We wish to thank Dr. Lofsky for her detailed and thoughtful letter concerning our presentation in the Summer 2007 APSF Newsletter regarding the beach chair position and decreased cerebral perfusion.1 Although the 2 cases described in the newsletter article involved the use of labetalol, the other 2 cases described in our original article2 were not given labetalol. One of us (DJC) subsequently reviewed another medical legal case wherein deliberate hypotension was induced using labetalol and deep inhalation anesthesia with desflurane resulting in very stable blood pressures in the arm of 80-90/45-60 for more than an hour but leading to very prolonged wake up and permanent cognitive neurological deficits.
Dr. Lofsky may well be correct that when labetalol is used in patients before they are placed in the beach chair position (for example, in a hypertensive patient to mitigate the effects of endotracheal intubation on blood pressure and heart rate), hypotension is likely to occur under general anesthesia when they are placed upright. However, an effective dose of labetalol to accomplish this goal is usually about 10 mg intravenously,3 much less than the 50 mg dose used in case number 1. We expect treatment with direct acting vasopressor drugs by infusion or bolus will be effective in helping to maintain blood pressure at levels that will insure adequate cerebral perfusion in the upright position. We are not aware of any studies or case reports which describe acute heart failure and pulmonary edema under these circumstances, though this would be an interesting subject for further study.
As our article emphasized, we are extremely concerned about the use of deliberate hypotension in the beach chair position. Obviously, if an anesthesiologist/CRNA purposely induces deliberate hypotension with labetalol, he or she is unlikely to use vasopressors to reverse the resultant hypotension. As stated in the article, the major concern is that deliberate hypotension (regardless of how it is accomplished) in the sitting position risks inadequate cerebral perfusion leading to severe long-term neurological complications for no justifiable reason.
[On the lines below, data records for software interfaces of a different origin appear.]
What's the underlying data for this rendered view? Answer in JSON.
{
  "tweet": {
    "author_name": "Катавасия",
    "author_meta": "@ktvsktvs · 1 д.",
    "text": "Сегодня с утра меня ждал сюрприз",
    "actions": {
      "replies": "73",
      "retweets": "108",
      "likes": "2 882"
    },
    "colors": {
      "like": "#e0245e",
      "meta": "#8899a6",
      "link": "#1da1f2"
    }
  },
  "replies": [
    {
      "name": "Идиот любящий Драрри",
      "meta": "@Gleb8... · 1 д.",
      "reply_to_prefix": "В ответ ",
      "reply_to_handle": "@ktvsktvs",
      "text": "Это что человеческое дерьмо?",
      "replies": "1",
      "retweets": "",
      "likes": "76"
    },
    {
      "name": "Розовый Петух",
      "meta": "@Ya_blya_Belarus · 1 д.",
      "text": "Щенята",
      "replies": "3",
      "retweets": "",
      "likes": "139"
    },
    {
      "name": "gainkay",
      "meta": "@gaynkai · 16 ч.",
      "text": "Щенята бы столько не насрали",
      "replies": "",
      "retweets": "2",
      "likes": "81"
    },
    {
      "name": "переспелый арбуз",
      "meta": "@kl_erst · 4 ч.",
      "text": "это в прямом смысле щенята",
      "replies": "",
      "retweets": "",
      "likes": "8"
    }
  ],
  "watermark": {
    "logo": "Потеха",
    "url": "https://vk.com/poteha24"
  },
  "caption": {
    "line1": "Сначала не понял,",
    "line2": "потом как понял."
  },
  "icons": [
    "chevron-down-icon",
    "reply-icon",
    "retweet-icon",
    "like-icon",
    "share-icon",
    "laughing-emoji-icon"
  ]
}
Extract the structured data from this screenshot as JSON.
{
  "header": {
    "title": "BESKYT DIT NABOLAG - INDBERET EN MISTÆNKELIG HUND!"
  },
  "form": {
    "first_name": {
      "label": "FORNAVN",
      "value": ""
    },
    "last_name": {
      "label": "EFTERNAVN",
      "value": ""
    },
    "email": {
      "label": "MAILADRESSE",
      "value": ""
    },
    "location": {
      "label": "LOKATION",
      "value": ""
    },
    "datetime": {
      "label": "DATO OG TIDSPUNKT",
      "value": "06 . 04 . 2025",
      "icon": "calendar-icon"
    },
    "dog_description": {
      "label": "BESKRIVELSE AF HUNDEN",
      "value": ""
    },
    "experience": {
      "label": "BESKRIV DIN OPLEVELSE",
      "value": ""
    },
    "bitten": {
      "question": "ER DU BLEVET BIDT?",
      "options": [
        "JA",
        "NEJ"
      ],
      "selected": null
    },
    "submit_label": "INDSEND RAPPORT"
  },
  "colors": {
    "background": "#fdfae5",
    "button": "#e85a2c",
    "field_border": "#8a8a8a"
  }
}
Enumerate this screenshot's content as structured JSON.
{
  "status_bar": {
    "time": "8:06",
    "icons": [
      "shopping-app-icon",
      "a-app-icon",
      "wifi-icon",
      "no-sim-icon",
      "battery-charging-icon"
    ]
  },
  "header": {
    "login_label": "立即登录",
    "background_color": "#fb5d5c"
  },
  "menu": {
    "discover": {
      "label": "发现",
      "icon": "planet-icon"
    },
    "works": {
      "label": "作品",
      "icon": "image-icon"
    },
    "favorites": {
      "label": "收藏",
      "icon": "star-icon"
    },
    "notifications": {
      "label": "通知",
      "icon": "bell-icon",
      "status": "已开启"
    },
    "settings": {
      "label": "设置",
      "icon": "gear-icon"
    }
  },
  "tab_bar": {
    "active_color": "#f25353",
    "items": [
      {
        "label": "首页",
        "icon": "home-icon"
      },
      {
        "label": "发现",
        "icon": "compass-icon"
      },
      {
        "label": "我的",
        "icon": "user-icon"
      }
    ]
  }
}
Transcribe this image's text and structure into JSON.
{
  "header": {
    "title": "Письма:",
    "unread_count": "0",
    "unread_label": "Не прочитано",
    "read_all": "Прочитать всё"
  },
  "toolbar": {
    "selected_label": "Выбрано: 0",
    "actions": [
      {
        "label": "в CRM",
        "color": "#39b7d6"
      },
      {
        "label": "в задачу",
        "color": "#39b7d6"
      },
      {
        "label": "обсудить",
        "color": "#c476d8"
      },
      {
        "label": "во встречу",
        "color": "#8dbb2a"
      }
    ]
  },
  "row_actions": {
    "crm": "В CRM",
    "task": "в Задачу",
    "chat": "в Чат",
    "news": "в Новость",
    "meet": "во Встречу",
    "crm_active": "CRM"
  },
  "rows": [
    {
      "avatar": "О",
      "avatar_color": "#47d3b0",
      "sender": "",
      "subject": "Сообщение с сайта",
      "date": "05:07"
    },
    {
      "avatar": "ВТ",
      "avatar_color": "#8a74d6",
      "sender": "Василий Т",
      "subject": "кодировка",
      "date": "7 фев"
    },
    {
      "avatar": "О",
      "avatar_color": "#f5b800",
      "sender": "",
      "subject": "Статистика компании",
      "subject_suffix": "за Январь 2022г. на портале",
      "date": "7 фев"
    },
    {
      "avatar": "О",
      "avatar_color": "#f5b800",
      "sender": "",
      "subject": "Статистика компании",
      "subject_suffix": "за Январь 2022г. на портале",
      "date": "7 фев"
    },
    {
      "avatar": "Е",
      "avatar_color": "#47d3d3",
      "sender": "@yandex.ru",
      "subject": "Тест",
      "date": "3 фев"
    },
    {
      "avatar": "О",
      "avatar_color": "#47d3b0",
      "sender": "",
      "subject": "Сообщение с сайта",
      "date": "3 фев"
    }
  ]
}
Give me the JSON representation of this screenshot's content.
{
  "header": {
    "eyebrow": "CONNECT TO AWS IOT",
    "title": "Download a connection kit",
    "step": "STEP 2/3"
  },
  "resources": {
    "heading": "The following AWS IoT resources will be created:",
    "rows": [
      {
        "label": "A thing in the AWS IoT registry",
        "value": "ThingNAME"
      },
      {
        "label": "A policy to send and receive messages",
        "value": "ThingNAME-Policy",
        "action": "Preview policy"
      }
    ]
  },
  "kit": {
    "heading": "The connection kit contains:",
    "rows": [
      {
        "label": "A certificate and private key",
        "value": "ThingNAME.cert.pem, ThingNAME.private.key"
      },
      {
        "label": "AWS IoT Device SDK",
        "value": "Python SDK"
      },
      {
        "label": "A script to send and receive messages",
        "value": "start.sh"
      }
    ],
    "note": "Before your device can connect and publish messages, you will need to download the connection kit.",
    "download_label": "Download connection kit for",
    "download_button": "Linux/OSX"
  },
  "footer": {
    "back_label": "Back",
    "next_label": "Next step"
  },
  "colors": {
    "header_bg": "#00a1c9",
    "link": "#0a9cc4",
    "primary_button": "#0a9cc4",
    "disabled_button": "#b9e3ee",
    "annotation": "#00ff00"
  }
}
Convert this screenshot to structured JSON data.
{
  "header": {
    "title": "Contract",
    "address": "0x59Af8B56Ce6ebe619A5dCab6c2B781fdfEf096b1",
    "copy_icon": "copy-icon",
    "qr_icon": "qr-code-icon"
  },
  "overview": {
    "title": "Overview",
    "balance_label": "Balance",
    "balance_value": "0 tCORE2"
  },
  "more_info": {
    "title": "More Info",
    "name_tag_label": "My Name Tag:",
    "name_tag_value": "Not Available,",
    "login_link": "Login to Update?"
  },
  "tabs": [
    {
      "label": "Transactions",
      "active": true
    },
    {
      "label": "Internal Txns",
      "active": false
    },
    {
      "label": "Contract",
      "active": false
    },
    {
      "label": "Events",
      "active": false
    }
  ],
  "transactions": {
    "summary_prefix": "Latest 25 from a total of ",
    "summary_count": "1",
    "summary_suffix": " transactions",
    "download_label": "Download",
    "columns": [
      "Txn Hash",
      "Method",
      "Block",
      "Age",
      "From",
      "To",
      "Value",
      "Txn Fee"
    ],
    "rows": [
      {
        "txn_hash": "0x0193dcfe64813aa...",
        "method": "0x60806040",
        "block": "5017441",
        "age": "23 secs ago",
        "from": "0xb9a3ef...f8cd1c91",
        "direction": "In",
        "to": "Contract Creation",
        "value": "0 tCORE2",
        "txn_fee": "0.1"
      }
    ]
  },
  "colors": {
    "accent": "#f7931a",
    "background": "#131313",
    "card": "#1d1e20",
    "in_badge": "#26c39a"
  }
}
A parallel concern is that inadvertent, unrecognized hypotension has the same effect.
We thank Dr. Lofsky for describing another risk factor, awareness of which will, we hope, improve the safety of performing shoulder surgery in the beach chair position.